(Records excerpted from a collection)
════════════════

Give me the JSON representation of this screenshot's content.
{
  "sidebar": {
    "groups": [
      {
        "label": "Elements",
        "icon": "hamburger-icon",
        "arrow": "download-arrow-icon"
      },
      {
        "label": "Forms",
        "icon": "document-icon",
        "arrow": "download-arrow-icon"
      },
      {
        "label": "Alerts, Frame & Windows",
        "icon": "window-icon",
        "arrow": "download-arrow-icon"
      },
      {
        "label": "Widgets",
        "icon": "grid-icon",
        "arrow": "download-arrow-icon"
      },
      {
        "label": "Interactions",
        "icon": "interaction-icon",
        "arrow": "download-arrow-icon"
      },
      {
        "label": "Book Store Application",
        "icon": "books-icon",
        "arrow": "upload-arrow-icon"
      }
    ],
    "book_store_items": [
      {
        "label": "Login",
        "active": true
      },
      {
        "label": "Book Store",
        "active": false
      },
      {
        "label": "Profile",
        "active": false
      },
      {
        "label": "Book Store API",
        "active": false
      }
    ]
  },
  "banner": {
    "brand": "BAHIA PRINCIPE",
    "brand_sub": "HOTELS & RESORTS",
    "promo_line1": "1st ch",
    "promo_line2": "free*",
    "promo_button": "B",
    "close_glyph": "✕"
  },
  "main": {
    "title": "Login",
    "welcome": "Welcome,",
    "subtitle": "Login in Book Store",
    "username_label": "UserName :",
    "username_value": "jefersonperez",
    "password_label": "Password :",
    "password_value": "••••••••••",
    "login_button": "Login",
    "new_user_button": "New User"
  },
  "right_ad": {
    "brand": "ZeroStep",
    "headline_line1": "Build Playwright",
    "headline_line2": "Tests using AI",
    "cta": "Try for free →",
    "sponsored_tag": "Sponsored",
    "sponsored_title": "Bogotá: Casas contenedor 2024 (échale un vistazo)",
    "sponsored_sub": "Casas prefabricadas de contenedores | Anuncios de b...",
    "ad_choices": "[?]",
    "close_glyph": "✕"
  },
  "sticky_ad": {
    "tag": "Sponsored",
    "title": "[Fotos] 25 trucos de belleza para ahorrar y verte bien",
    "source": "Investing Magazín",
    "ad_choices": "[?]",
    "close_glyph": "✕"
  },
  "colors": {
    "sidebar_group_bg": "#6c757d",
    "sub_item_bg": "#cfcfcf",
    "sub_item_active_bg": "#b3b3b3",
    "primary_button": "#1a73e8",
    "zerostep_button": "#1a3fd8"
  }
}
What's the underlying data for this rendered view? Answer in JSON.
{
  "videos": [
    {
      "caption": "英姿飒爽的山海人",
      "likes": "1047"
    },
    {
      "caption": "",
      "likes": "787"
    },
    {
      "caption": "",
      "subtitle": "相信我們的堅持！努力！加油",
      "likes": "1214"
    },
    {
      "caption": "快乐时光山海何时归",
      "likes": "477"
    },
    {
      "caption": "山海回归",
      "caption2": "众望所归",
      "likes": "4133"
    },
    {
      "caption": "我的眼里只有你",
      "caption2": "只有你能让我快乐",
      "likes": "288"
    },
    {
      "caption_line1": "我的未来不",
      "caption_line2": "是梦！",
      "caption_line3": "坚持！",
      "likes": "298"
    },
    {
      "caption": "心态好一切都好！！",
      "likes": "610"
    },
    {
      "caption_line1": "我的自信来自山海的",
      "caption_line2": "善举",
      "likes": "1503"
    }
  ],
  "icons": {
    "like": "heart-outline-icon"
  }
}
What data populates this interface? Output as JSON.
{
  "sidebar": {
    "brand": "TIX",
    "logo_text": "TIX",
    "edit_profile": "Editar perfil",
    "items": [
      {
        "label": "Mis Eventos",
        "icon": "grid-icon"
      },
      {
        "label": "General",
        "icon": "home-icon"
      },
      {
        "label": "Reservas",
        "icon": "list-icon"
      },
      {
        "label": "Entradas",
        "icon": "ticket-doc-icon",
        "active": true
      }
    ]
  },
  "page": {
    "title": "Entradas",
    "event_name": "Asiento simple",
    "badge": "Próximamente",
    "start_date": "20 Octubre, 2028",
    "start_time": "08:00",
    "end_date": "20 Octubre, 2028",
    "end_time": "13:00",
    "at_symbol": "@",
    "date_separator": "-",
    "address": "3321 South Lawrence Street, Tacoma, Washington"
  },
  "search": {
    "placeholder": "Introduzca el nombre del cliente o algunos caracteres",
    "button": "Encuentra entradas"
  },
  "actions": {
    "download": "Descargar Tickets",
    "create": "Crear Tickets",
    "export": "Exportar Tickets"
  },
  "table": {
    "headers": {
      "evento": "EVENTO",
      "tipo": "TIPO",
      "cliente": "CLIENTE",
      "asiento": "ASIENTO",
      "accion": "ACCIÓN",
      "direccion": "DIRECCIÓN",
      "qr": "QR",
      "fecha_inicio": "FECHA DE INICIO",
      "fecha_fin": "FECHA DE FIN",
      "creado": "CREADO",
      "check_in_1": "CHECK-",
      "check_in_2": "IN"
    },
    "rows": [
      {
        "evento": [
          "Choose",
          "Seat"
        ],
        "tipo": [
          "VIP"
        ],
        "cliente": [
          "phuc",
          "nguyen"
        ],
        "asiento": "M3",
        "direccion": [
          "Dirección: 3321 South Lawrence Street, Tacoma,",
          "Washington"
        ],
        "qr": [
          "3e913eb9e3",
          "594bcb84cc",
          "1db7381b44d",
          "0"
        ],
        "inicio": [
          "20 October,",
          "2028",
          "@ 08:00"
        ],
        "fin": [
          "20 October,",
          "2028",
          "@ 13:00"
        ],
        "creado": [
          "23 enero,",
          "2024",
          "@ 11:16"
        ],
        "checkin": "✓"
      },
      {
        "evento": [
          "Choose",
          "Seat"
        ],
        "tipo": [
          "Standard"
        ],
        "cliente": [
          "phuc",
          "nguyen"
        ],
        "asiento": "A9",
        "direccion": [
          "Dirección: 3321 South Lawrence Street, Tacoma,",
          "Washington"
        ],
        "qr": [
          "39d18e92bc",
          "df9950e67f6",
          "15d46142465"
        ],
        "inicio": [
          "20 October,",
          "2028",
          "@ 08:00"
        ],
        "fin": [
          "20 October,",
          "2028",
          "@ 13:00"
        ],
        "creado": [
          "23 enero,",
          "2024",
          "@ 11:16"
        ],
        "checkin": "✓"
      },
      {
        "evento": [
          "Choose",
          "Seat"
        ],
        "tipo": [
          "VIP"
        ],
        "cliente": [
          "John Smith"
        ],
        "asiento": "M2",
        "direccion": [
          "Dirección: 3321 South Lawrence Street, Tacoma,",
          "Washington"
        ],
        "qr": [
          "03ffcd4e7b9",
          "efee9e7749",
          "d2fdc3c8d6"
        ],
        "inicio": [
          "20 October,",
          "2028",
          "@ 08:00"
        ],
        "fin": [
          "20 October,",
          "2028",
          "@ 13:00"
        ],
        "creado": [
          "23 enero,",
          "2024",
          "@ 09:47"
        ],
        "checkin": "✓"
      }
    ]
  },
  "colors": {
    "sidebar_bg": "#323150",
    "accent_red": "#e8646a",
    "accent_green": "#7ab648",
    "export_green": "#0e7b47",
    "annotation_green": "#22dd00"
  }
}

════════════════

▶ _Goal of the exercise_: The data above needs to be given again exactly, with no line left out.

▶ _Answer to the exercise_:
Give me the JSON representation of this screenshot's content.
{
  "sidebar": {
    "groups": [
      {
        "label": "Elements",
        "icon": "hamburger-icon",
        "arrow": "download-arrow-icon"
      },
      {
        "label": "Forms",
        "icon": "document-icon",
        "arrow": "download-arrow-icon"
      },
      {
        "label": "Alerts, Frame & Windows",
        "icon": "window-icon",
        "arrow": "download-arrow-icon"
      },
      {
        "label": "Widgets",
        "icon": "grid-icon",
        "arrow": "download-arrow-icon"
      },
      {
        "label": "Interactions",
        "icon": "interaction-icon",
        "arrow": "download-arrow-icon"
      },
      {
        "label": "Book Store Application",
        "icon": "books-icon",
        "arrow": "upload-arrow-icon"
      }
    ],
    "book_store_items": [
      {
        "label": "Login",
        "active": true
      },
      {
        "label": "Book Store",
        "active": false
      },
      {
        "label": "Profile",
        "active": false
      },
      {
        "label": "Book Store API",
        "active": false
      }
    ]
  },
  "banner": {
    "brand": "BAHIA PRINCIPE",
    "brand_sub": "HOTELS & RESORTS",
    "promo_line1": "1st ch",
    "promo_line2": "free*",
    "promo_button": "B",
    "close_glyph": "✕"
  },
  "main": {
    "title": "Login",
    "welcome": "Welcome,",
    "subtitle": "Login in Book Store",
    "username_label": "UserName :",
    "username_value": "jefersonperez",
    "password_label": "Password :",
    "password_value": "••••••••••",
    "login_button": "Login",
    "new_user_button": "New User"
  },
  "right_ad": {
    "brand": "ZeroStep",
    "headline_line1": "Build Playwright",
    "headline_line2": "Tests using AI",
    "cta": "Try for free →",
    "sponsored_tag": "Sponsored",
    "sponsored_title": "Bogotá: Casas contenedor 2024 (échale un vistazo)",
    "sponsored_sub": "Casas prefabricadas de contenedores | Anuncios de b...",
    "ad_choices": "[?]",
    "close_glyph": "✕"
  },
  "sticky_ad": {
    "tag": "Sponsored",
    "title": "[Fotos] 25 trucos de belleza para ahorrar y verte bien",
    "source": "Investing Magazín",
    "ad_choices": "[?]",
    "close_glyph": "✕"
  },
  "colors": {
    "sidebar_group_bg": "#6c757d",
    "sub_item_bg": "#cfcfcf",
    "sub_item_active_bg": "#b3b3b3",
    "primary_button": "#1a73e8",
    "zerostep_button": "#1a3fd8"
  }
}
What's the underlying data for this rendered view? Answer in JSON.
{
  "videos": [
    {
      "caption": "英姿飒爽的山海人",
      "likes": "1047"
    },
    {
      "caption": "",
      "likes": "787"
    },
    {
      "caption": "",
      "subtitle": "相信我們的堅持！努力！加油",
      "likes": "1214"
    },
    {
      "caption": "快乐时光山海何时归",
      "likes": "477"
    },
    {
      "caption": "山海回归",
      "caption2": "众望所归",
      "likes": "4133"
    },
    {
      "caption": "我的眼里只有你",
      "caption2": "只有你能让我快乐",
      "likes": "288"
    },
    {
      "caption_line1": "我的未来不",
      "caption_line2": "是梦！",
      "caption_line3": "坚持！",
      "likes": "298"
    },
    {
      "caption": "心态好一切都好！！",
      "likes": "610"
    },
    {
      "caption_line1": "我的自信来自山海的",
      "caption_line2": "善举",
      "likes": "1503"
    }
  ],
  "icons": {
    "like": "heart-outline-icon"
  }
}
What data populates this interface? Output as JSON.
{
  "sidebar": {
    "brand": "TIX",
    "logo_text": "TIX",
    "edit_profile": "Editar perfil",
    "items": [
      {
        "label": "Mis Eventos",
        "icon": "grid-icon"
      },
      {
        "label": "General",
        "icon": "home-icon"
      },
      {
        "label": "Reservas",
        "icon": "list-icon"
      },
      {
        "label": "Entradas",
        "icon": "ticket-doc-icon",
        "active": true
      }
    ]
  },
  "page": {
    "title": "Entradas",
    "event_name": "Asiento simple",
    "badge": "Próximamente",
    "start_date": "20 Octubre, 2028",
    "start_time": "08:00",
    "end_date": "20 Octubre, 2028",
    "end_time": "13:00",
    "at_symbol": "@",
    "date_separator": "-",
    "address": "3321 South Lawrence Street, Tacoma, Washington"
  },
  "search": {
    "placeholder": "Introduzca el nombre del cliente o algunos caracteres",
    "button": "Encuentra entradas"
  },
  "actions": {
    "download": "Descargar Tickets",
    "create": "Crear Tickets",
    "export": "Exportar Tickets"
  },
  "table": {
    "headers": {
      "evento": "EVENTO",
      "tipo": "TIPO",
      "cliente": "CLIENTE",
      "asiento": "ASIENTO",
      "accion": "ACCIÓN",
      "direccion": "DIRECCIÓN",
      "qr": "QR",
      "fecha_inicio": "FECHA DE INICIO",
      "fecha_fin": "FECHA DE FIN",
      "creado": "CREADO",
      "check_in_1": "CHECK-",
      "check_in_2": "IN"
    },
    "rows": [
      {
        "evento": [
          "Choose",
          "Seat"
        ],
        "tipo": [
          "VIP"
        ],
        "cliente": [
          "phuc",
          "nguyen"
        ],
        "asiento": "M3",
        "direccion": [
          "Dirección: 3321 South Lawrence Street, Tacoma,",
          "Washington"
        ],
        "qr": [
          "3e913eb9e3",
          "594bcb84cc",
          "1db7381b44d",
          "0"
        ],
        "inicio": [
          "20 October,",
          "2028",
          "@ 08:00"
        ],
        "fin": [
          "20 October,",
          "2028",
          "@ 13:00"
        ],
        "creado": [
          "23 enero,",
          "2024",
          "@ 11:16"
        ],
        "checkin": "✓"
      },
      {
        "evento": [
          "Choose",
          "Seat"
        ],
        "tipo": [
          "Standard"
        ],
        "cliente": [
          "phuc",
          "nguyen"
        ],
        "asiento": "A9",
        "direccion": [
          "Dirección: 3321 South Lawrence Street, Tacoma,",
          "Washington"
        ],
        "qr": [
          "39d18e92bc",
          "df9950e67f6",
          "15d46142465"
        ],
        "inicio": [
          "20 October,",
          "2028",
          "@ 08:00"
        ],
        "fin": [
          "20 October,",
          "2028",
          "@ 13:00"
        ],
        "creado": [
          "23 enero,",
          "2024",
          "@ 11:16"
        ],
        "checkin": "✓"
      },
      {
        "evento": [
          "Choose",
          "Seat"
        ],
        "tipo": [
          "VIP"
        ],
        "cliente": [
          "John Smith"
        ],
        "asiento": "M2",
        "direccion": [
          "Dirección: 3321 South Lawrence Street, Tacoma,",
          "Washington"
        ],
        "qr": [
          "03ffcd4e7b9",
          "efee9e7749",
          "d2fdc3c8d6"
        ],
        "inicio": [
          "20 October,",
          "2028",
          "@ 08:00"
        ],
        "fin": [
          "20 October,",
          "2028",
          "@ 13:00"
        ],
        "creado": [
          "23 enero,",
          "2024",
          "@ 09:47"
        ],
        "checkin": "✓"
      }
    ]
  },
  "colors": {
    "sidebar_bg": "#323150",
    "accent_red": "#e8646a",
    "accent_green": "#7ab648",
    "export_green": "#0e7b47",
    "annotation_green": "#22dd00"
  }
}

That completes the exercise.